Shall I Compare Thee to a Summer’s Day? (Sonnet 18)

A photograph of sunflowers in full bloom

Source: Summer Day, wuji9981, Flickr

Shall I compare thee to a summer’s day?
Thou art more lovely and more temperate:
Rough winds do shake the darling buds of May,
And summer’s lease hath all too short a date;
Sometime too hot the eye of heaven shines,
And often is his gold complexion dimm’d;
And every fair from fair sometime declines,
By chance or nature’s changing course untrimm’d;
But thy eternal summer shall not fade,
Nor lose possession of that fair thou ow’st;
Nor shall death brag thou wander’st in his shade,
When in eternal lines to Time thou grow’st:
So long as men can breathe, or eyes can see,
So long lives this, and this gives life to thee.

Scansion is the analysis of lines of verse to show their meter. The first line of Sonnet 18 below has been scanned. The stressed syllables are marked with this symbol: ´; the unstressed are marked with this symbol: ˘. The / symbol is used to show individual feet, where one iamb ends and another begins.

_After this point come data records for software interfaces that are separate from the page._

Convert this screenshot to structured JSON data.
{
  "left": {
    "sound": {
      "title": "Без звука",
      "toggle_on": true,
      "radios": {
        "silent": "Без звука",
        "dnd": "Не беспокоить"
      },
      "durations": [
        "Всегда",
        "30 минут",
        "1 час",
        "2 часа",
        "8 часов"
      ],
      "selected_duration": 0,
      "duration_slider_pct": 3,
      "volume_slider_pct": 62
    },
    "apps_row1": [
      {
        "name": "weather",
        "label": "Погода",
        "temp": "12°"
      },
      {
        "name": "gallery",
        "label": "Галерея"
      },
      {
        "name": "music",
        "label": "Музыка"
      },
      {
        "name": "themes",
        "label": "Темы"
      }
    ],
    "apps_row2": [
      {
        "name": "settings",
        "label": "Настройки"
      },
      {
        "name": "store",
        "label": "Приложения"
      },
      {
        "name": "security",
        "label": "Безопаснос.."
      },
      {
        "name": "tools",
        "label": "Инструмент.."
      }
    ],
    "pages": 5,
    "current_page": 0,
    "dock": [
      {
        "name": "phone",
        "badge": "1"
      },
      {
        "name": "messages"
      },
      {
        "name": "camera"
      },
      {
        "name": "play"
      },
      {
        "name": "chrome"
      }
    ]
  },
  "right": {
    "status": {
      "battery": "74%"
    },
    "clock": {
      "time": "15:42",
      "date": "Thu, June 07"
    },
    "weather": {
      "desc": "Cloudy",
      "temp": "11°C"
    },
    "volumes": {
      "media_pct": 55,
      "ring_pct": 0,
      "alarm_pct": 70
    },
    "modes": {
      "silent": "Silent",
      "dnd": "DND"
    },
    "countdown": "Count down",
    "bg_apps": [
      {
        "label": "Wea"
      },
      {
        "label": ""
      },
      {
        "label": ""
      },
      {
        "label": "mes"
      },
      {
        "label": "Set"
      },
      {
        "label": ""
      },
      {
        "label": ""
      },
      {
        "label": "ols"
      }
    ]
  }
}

˘ ´ ˘ ´ ˘ ´  ˘ ´ ˘ ´
Shall I / com pare / thee to / a sum / mer’s day?

Now, it’s your turn to mark the stressed and unstressed syllables in the second line of the sonnet. Drag the stressed symbols to the five syllables that are stressed and the unstressed symbols to the five syllables that are not stressed. The line has already been divided into feet for you.

icon for interactive exercise

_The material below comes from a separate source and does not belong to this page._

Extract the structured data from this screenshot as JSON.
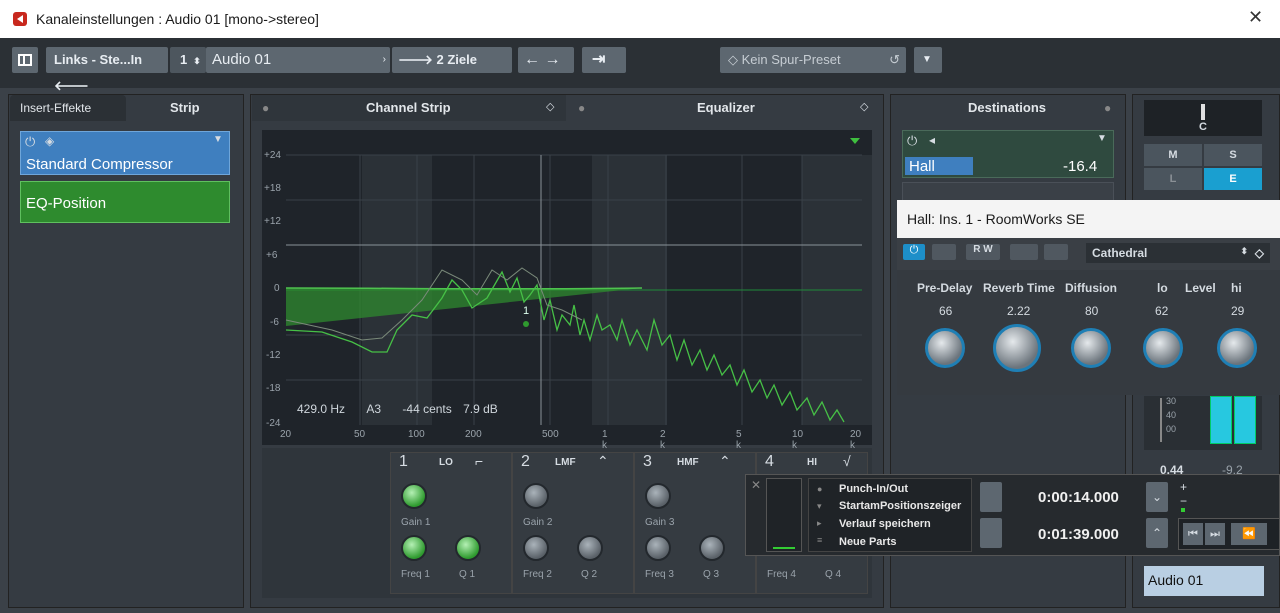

A poem’s form is determined by the number and length of its lines, the number of its stanzas, the rhyme scheme, and its meter. "Shall I Compare Thee to a Summer’s Day?" takes the form of an English, or Shakespearean, sonnet. An English sonnet has 14 lines, and each line consists of ten syllables. The syllables follow a pattern of unstressed, stressed, unstressed, stressed five times. Therefore, you know that an English sonnet is written in iambic pentameter.

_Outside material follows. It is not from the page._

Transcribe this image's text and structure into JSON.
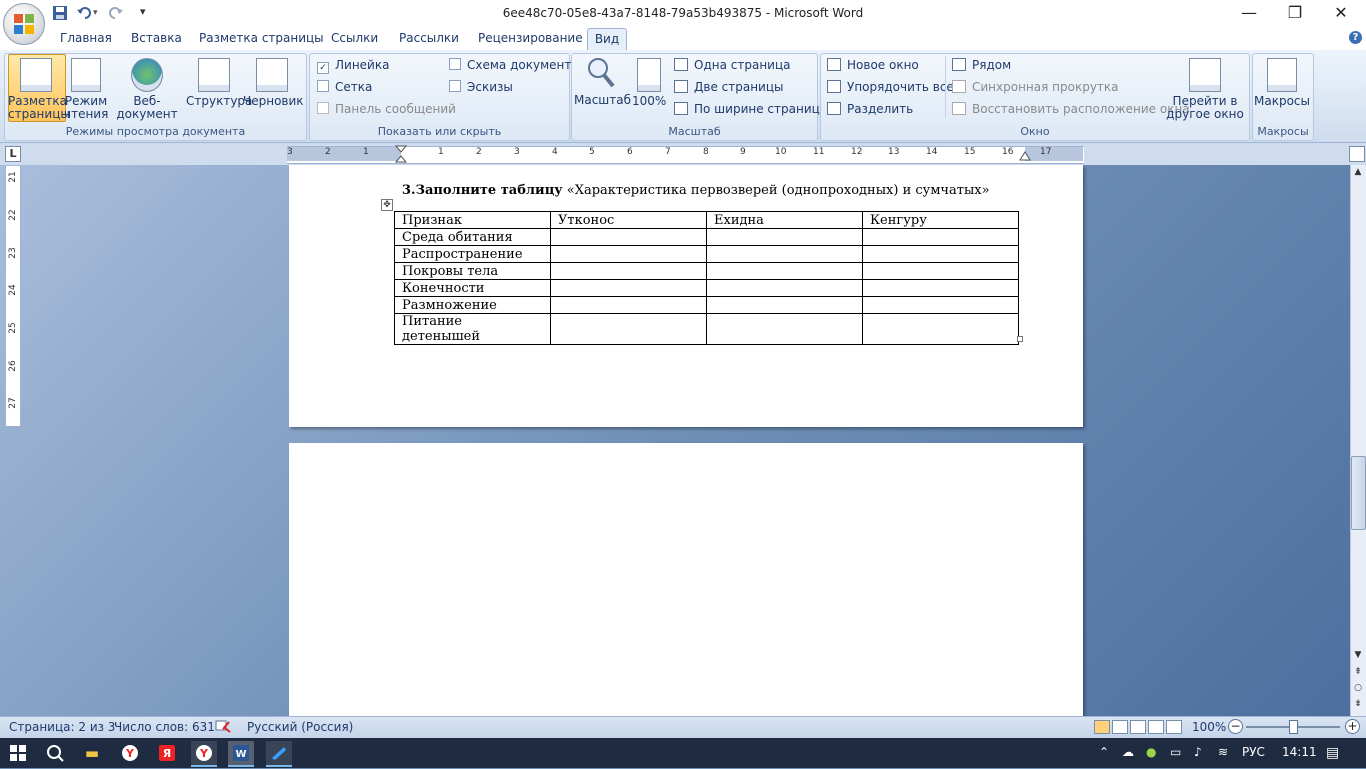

The term blank verse refers to unrhymed lines of iambic pentameter. This is the verse found in Shakespeare’s plays. Read the lines below from Romeo and Juliet.

What’s in a name? That which we call a rose
By any other name would smell as sweet.

Juliet speaks these words in act 2. Each line consists of five feet (ten syllables), but the lines do not rhyme.

The term free verse describes poetry without a fixed pattern of meter or rhyme. It is distinguished from prose by the poet’s deliberate division of the lines. Read the lines below aloud.

Speaking indifferently to him,
who had driven out the cold
and polished my good shoes as well.
What did I know, what did I know
of love’s austere and lonely offices?

This last stanza from Robert Hayden’s “Those Winter Sundays” does not contain a regular arrangement of stressed and unstressed syllables, nor does it rhyme.

The next time you read a poem aloud or hear a song, listen for its meter. Tap your feet or clap your hands to the beat! You’ve got rhythm!